When I was pregnant, I received lots of well-meaning advice, but nothing about breastfeeding. It included the following:
- Go on dates now; babysitters are expensive.
- Sleep while you can. You won’t sleep through the night for the next
- Enjoy every moment. It goes by so fast.
- Take time for yourself.
- Nap when the baby naps.
But what no one warned me about was how lonely and ostracizing breastfeeding can be. This is my real and raw account of breastfeeding.
Before my baby arrived, I earnestly signed up for a breastfeeding class, read breastfeeding books cover-to-cover, and bought all the necessary accessories: a breast pump, nursing bras, bottles for breastfed babies, etc. I even created a breastfeeding nook in the corner of our baby’s nursery, complete with a comfy chair, a nearby table for water and a book (ha!), a foot rest, and a noise machine with soothing music. I was ready.
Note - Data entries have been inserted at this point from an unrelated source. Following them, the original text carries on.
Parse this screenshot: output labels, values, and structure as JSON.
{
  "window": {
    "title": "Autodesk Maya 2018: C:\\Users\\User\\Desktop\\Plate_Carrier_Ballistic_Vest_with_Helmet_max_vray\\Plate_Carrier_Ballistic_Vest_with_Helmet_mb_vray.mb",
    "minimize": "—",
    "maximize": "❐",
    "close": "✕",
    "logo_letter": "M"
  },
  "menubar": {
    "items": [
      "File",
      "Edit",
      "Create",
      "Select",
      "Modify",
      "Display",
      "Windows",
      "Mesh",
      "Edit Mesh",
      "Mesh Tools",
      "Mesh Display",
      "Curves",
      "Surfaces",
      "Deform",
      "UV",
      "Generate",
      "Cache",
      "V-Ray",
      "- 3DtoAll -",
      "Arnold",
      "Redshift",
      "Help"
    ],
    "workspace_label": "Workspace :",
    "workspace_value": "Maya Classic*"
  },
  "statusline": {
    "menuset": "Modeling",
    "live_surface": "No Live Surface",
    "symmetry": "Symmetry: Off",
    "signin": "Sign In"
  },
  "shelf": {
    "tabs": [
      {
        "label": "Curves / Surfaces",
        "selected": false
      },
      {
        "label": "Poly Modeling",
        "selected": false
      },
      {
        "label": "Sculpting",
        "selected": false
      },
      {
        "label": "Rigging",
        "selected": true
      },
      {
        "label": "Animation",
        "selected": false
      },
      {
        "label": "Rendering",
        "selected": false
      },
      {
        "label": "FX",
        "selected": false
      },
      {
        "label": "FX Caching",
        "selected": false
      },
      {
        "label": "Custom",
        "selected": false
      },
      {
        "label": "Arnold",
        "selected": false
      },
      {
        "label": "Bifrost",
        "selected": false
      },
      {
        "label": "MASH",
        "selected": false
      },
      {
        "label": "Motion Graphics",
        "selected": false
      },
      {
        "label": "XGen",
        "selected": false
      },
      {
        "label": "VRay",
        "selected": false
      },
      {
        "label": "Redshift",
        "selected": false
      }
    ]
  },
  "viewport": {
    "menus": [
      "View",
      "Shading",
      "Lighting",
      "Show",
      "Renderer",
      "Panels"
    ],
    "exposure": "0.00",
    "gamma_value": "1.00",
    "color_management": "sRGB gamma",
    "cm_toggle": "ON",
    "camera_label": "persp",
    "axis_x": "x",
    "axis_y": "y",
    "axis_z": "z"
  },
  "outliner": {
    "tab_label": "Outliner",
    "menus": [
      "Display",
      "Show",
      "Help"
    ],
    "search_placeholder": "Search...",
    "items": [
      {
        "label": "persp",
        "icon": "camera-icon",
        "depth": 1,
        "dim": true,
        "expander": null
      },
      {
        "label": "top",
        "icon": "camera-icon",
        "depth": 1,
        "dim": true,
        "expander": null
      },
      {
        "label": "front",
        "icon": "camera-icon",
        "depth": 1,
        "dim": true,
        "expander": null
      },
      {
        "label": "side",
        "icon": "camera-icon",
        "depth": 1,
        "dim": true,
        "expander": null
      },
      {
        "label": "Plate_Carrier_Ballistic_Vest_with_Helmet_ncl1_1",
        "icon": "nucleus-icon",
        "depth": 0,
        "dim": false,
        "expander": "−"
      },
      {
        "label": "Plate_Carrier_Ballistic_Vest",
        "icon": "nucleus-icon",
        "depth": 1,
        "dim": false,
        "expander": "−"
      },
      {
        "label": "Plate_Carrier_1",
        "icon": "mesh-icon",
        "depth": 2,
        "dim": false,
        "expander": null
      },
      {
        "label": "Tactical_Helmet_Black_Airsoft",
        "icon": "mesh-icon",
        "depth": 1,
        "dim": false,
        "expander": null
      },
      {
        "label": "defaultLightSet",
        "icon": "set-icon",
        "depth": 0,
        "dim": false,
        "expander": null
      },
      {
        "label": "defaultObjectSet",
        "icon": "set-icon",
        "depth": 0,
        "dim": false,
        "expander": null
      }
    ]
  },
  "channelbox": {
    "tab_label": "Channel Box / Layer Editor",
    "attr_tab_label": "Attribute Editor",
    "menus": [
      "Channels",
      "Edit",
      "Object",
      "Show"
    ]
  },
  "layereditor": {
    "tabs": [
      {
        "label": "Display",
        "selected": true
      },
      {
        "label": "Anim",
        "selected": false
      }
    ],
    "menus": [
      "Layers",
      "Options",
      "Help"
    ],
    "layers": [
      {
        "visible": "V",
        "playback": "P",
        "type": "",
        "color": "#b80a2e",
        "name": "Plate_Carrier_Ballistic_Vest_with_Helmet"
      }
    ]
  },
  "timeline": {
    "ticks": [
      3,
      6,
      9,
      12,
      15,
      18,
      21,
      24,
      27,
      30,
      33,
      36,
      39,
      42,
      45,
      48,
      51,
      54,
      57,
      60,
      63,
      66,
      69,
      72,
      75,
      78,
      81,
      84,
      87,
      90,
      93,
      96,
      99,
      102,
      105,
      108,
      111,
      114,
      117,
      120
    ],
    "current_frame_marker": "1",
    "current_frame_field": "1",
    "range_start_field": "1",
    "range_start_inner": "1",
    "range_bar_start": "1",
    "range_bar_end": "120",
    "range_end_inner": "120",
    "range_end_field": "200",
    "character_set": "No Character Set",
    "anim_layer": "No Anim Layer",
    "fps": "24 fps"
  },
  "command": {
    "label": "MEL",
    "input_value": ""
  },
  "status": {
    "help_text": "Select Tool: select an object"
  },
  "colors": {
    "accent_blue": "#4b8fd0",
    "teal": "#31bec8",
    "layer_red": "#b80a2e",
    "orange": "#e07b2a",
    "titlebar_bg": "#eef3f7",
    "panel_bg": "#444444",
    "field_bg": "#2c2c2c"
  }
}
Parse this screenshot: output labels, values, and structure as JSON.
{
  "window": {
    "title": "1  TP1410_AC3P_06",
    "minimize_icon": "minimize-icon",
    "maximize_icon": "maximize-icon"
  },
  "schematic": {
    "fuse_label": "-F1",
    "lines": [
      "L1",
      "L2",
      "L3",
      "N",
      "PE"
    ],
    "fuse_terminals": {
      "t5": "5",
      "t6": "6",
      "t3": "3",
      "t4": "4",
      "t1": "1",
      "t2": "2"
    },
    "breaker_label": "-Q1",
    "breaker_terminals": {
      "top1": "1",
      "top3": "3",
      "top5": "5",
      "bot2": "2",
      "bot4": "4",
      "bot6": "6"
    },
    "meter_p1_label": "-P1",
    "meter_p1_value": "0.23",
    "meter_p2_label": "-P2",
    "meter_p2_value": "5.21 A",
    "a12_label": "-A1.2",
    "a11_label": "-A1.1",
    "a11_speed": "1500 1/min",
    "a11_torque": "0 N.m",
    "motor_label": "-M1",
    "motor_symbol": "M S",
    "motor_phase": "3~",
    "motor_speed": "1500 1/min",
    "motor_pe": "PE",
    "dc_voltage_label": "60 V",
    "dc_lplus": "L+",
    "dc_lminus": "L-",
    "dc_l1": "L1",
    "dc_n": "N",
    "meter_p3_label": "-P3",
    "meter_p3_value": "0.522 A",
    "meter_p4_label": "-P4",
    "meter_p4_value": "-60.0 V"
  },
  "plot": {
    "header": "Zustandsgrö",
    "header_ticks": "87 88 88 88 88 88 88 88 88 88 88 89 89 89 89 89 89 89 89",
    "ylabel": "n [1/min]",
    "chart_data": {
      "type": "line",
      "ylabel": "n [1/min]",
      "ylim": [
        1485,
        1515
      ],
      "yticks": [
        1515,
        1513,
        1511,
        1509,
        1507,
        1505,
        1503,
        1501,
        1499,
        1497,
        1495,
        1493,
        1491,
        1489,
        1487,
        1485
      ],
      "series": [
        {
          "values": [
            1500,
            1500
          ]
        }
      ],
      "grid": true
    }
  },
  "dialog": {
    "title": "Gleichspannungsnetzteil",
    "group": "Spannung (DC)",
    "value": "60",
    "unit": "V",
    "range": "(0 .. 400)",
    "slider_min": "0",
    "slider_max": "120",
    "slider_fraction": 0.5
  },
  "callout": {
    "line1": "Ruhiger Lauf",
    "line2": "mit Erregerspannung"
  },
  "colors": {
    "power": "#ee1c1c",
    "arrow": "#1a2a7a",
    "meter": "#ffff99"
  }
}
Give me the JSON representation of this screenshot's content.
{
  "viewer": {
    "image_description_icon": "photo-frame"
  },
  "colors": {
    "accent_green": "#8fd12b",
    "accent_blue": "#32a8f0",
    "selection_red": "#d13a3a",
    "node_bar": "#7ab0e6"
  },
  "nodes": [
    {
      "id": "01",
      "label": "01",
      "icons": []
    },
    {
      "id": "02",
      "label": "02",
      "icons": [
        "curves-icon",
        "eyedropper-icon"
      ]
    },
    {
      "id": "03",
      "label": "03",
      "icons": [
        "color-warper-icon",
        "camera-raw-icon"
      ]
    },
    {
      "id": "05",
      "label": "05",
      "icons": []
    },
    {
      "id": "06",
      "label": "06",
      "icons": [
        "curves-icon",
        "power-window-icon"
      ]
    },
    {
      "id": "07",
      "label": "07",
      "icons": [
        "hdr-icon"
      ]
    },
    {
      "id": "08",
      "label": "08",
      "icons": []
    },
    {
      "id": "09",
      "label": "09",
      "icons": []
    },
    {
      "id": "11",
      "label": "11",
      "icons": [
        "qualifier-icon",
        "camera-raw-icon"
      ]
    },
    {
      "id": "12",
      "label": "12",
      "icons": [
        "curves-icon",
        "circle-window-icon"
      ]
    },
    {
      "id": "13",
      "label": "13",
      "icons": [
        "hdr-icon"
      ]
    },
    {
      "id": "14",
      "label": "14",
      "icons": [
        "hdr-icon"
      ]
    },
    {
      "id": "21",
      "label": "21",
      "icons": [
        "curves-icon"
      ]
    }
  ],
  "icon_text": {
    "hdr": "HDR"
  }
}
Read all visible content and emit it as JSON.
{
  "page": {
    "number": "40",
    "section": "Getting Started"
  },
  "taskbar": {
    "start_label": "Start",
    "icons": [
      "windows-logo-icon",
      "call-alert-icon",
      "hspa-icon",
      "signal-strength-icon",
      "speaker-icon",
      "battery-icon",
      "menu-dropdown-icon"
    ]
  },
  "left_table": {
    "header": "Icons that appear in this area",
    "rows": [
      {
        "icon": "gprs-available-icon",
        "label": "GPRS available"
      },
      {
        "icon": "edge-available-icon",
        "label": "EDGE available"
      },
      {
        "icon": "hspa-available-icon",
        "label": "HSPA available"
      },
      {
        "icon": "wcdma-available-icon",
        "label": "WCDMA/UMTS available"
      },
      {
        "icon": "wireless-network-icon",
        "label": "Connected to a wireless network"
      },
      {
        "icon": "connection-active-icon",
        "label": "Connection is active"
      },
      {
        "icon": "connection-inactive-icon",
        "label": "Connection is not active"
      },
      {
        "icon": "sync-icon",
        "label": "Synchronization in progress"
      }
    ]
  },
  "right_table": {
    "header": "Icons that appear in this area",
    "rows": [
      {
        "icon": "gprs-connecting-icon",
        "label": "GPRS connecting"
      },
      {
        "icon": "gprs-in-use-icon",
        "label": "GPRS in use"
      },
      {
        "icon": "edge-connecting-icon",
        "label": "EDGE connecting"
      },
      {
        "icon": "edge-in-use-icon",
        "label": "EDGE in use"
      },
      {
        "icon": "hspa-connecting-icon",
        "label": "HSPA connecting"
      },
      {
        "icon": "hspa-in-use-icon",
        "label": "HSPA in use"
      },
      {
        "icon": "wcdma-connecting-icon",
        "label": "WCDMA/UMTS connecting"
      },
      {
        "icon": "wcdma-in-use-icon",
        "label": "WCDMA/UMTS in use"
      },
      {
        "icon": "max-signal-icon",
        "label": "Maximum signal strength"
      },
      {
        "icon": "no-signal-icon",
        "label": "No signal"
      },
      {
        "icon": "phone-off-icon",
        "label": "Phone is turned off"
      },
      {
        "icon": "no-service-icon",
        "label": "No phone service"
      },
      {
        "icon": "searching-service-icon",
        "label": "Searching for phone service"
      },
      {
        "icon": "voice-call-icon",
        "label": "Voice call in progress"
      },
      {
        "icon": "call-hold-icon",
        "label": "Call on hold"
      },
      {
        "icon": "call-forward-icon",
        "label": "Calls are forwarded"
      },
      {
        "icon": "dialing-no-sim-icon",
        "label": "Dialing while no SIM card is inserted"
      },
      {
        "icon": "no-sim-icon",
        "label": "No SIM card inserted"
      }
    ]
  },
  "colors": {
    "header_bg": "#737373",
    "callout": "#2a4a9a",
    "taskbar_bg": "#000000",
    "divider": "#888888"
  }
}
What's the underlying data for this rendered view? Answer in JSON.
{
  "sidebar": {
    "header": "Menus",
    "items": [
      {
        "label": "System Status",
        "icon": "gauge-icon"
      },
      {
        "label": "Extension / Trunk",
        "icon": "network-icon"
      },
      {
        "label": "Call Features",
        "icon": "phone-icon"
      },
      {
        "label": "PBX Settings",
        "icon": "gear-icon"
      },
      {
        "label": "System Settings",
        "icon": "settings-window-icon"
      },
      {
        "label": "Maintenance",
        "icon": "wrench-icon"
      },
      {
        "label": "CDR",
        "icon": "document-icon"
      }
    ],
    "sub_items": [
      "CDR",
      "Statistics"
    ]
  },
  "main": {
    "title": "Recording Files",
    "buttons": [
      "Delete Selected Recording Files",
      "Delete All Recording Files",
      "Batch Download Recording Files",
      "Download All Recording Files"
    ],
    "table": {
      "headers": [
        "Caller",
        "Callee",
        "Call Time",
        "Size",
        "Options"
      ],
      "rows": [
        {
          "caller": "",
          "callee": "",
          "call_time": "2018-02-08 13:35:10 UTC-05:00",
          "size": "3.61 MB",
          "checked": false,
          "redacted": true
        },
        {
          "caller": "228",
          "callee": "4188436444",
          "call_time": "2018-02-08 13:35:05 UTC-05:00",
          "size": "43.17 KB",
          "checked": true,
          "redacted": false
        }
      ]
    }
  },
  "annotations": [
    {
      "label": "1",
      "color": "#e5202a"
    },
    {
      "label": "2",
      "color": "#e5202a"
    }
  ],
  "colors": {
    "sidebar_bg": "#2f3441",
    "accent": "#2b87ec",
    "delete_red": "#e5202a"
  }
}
And then my son arrived, my perfect 8 lb. 6 oz. angel with a head of black hair and beautiful blue eyes. We did skin-to-skin contact within minutes of his entrance into the world, and we helped him find his way to eat. He seemed to understand latching almost immediately, and I felt so lucky to have such an intuitive little person to call my own. For the first 24 hours, I kept gushing about how much I loved breastfeeding and how well he took to it.
But after a day, I could tell that Kevin wasn’t getting any milk, despite the fact that I was producing. Milk came out, but it wasn’t making its way to his belly. My hormonal, sleep deprived, just-gave-birth self felt anxious and scared. I called my lactation consultant for a one-on-one consultation to solve the problem. After examining Kevin and me, she determined that there were several issues at play. Kevin had a lip tie and a tongue tie, which would require surgery before he could continue to eat, and I had flat nipples, which meant that I needed to use a breast shield to feed him. Within in 48 hours, Kevin had lost almost an entire pound, and my nipples were cracked and bleeding. I was in pain and terrified that my two-day-old son needed surgery.
We called a pediatric dentist, explained the situation, and, because of the serious nature of our situation, they were able to get us in within a few hours. With the help of my parents and my husband, we took our son to get his first surgical procedure at two days old. I’ve never felt so helpless in my life. I sat in the waiting room feeling like a total and complete failure. My heart now existed outside of my body, and I was handing it over to a doctor to perform surgery.
Kevin made it through surgery flawlessly and hardly cried, which is more than I can say for myself. I thought all the worst was behind us, but once we got home, I discovered that I was wrong. While my parents, in-laws, and husband took turns feeding Kevin from a syringe because he wasn’t able to take a bottle yet, I pumped every two hours. I felt chained to that soul sucking machine. I pumped, despite the fact that my nipples were bleeding. I pumped, despite the fact that I was in so much pain, it felt worse than giving birth. I felt totally and completely alone.
I was too tired to articulate how I was feeling during those first few weeks, and I contemplated switching to formula daily. Something in my stubborn personality made me stick with it though, and as time passed, I slowly rejoined the land of the living. We transitioned from syringe feeding to bottle feeding to breast feeding, and after about a month, the pain completely went away. Now, almost seven months later, breastfeeding is something I cannot imagine missing out on, and I feel incredibly thankful that I stuck with it, despite our grim beginning. We do, however, continue to feed using a nipple shield, and although it makes me feel a little embarrassed, especially when I feed Kevin in public, it reminds me of how far we’ve come and how much we’ve both grown in the process. Breastfeeding is not for the faint of heart.
Beautiful, Katie. I also had to use a breast shield with both of my girls (I had never heard of one before needing one). I prefer to use a cover when nurse in public, and trying to manipulate the shield, the cover, and a squirming baby was pretty defeating. I opted to stay home for many months. I, too, felt isolated and alone. Fortunately, my second girl was able to latch without the shield at 4 months. It has made all the difference! Good luck with your continued breastfeeding!
Thank you for sharing this. Yes, it is a not often talked about situation, but I felt the same way. My daughter did not have the lip and tongue ties, but she did have a tiny mouth, withdrawn chin, and silent reflux which caused her to scream every time I tried to feed her. We resorted to the shield from which I was never able to wean her. Plus it took her over an hour per feeding for the first 4 months. And she would get disturbed if people made noise around her. Seriously isolating. Seriously depressing. But then one day she seemed to get the hang of it and we are still at it at 16 months! I feel like such a success story and so glad I pushed through. But the emotional toll was intense. And the embarrassment at having to use a shield…all I can say is now that we have made it nursing this long, I almost brag about that! Plus, I realize, it wasn’t my fault. Way to go for being stubborn. We can only hope the next time around is a bit easier. 🙂
Comments are closed.